_TASK REQUIREMENTS_
When you restate the data, keep every word as it is and drop the images.

_DATA RECORDS_
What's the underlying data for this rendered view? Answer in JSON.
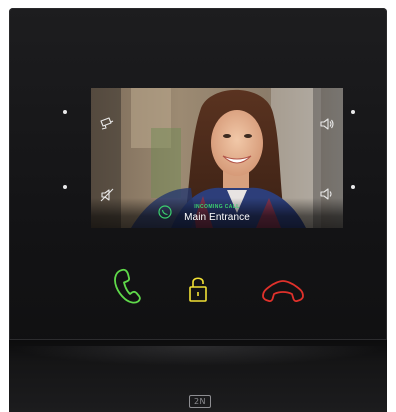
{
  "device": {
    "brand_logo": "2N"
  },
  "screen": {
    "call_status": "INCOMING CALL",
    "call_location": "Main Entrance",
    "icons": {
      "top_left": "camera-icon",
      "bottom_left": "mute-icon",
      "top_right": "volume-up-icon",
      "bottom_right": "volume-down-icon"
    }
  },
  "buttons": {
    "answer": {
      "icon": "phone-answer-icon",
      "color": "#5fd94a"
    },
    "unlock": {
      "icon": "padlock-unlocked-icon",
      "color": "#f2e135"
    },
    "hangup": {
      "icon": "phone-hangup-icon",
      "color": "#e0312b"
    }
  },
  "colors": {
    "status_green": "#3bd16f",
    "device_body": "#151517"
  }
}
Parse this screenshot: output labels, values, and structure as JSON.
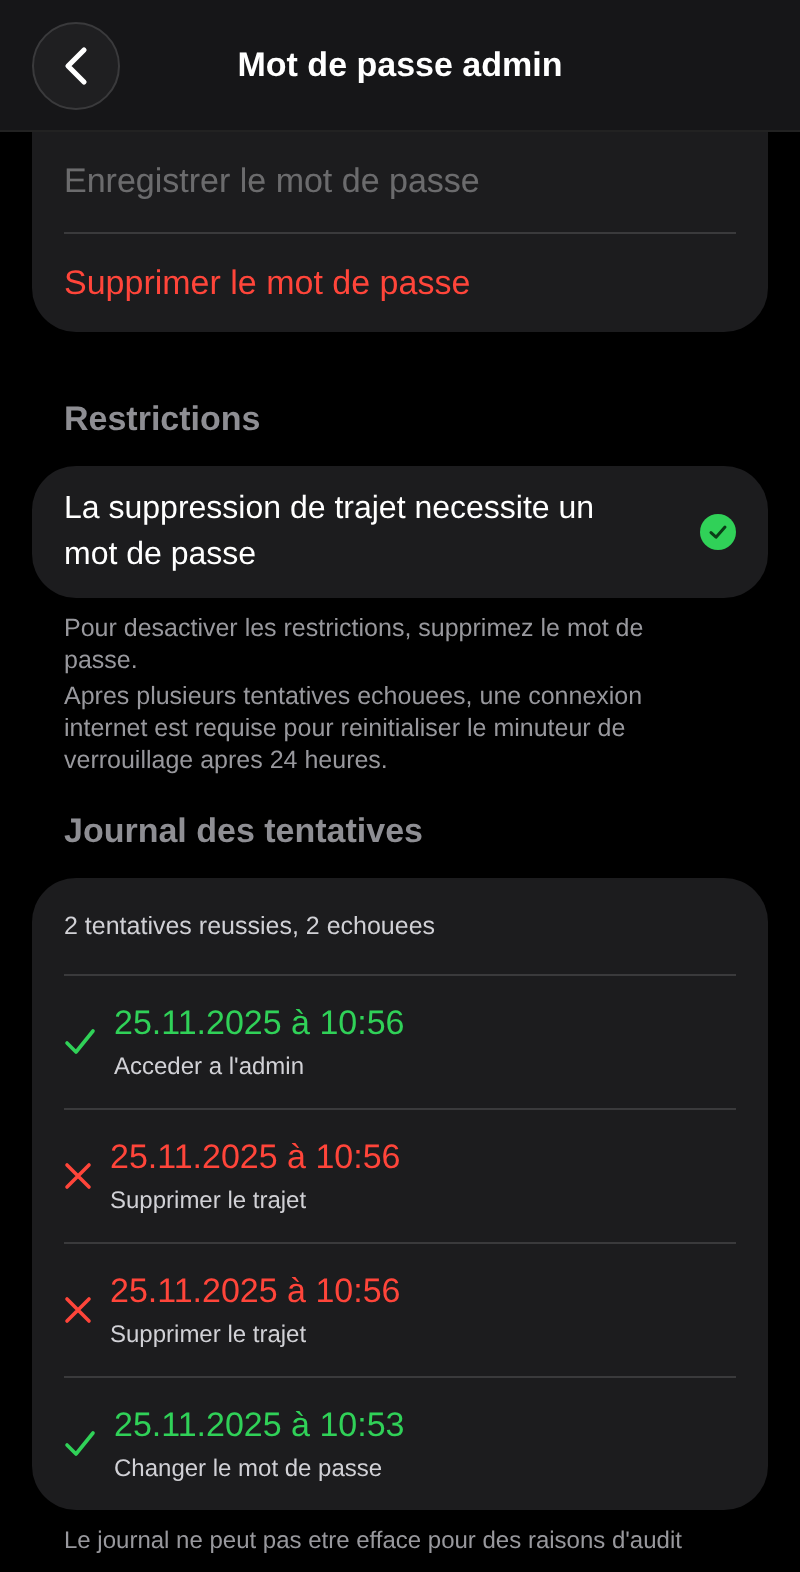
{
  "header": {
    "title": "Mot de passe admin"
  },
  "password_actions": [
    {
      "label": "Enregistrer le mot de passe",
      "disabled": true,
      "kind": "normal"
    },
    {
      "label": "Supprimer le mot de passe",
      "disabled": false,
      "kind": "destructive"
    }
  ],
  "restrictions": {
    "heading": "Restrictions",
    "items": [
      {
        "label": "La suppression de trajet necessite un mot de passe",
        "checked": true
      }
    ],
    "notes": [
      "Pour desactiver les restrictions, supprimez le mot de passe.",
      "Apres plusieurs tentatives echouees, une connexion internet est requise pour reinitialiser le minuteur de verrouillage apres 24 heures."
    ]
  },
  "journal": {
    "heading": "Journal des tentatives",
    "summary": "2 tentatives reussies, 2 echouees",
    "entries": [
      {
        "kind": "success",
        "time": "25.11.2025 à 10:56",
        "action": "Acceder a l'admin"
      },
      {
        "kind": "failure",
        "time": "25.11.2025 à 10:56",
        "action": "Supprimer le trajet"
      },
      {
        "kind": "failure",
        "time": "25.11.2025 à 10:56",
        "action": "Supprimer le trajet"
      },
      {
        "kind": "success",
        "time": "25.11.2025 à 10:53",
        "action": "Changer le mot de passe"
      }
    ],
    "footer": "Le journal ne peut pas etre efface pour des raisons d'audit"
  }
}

_REPLY_
What's the underlying data for this rendered view? Answer in JSON.
{
  "device": {
    "brand_logo": "2N"
  },
  "screen": {
    "call_status": "INCOMING CALL",
    "call_location": "Main Entrance",
    "icons": {
      "top_left": "camera-icon",
      "bottom_left": "mute-icon",
      "top_right": "volume-up-icon",
      "bottom_right": "volume-down-icon"
    }
  },
  "buttons": {
    "answer": {
      "icon": "phone-answer-icon",
      "color": "#5fd94a"
    },
    "unlock": {
      "icon": "padlock-unlocked-icon",
      "color": "#f2e135"
    },
    "hangup": {
      "icon": "phone-hangup-icon",
      "color": "#e0312b"
    }
  },
  "colors": {
    "status_green": "#3bd16f",
    "device_body": "#151517"
  }
}
Parse this screenshot: output labels, values, and structure as JSON.
{
  "header": {
    "title": "Mot de passe admin"
  },
  "password_actions": [
    {
      "label": "Enregistrer le mot de passe",
      "disabled": true,
      "kind": "normal"
    },
    {
      "label": "Supprimer le mot de passe",
      "disabled": false,
      "kind": "destructive"
    }
  ],
  "restrictions": {
    "heading": "Restrictions",
    "items": [
      {
        "label": "La suppression de trajet necessite un mot de passe",
        "checked": true
      }
    ],
    "notes": [
      "Pour desactiver les restrictions, supprimez le mot de passe.",
      "Apres plusieurs tentatives echouees, une connexion internet est requise pour reinitialiser le minuteur de verrouillage apres 24 heures."
    ]
  },
  "journal": {
    "heading": "Journal des tentatives",
    "summary": "2 tentatives reussies, 2 echouees",
    "entries": [
      {
        "kind": "success",
        "time": "25.11.2025 à 10:56",
        "action": "Acceder a l'admin"
      },
      {
        "kind": "failure",
        "time": "25.11.2025 à 10:56",
        "action": "Supprimer le trajet"
      },
      {
        "kind": "failure",
        "time": "25.11.2025 à 10:56",
        "action": "Supprimer le trajet"
      },
      {
        "kind": "success",
        "time": "25.11.2025 à 10:53",
        "action": "Changer le mot de passe"
      }
    ],
    "footer": "Le journal ne peut pas etre efface pour des raisons d'audit"
  }
}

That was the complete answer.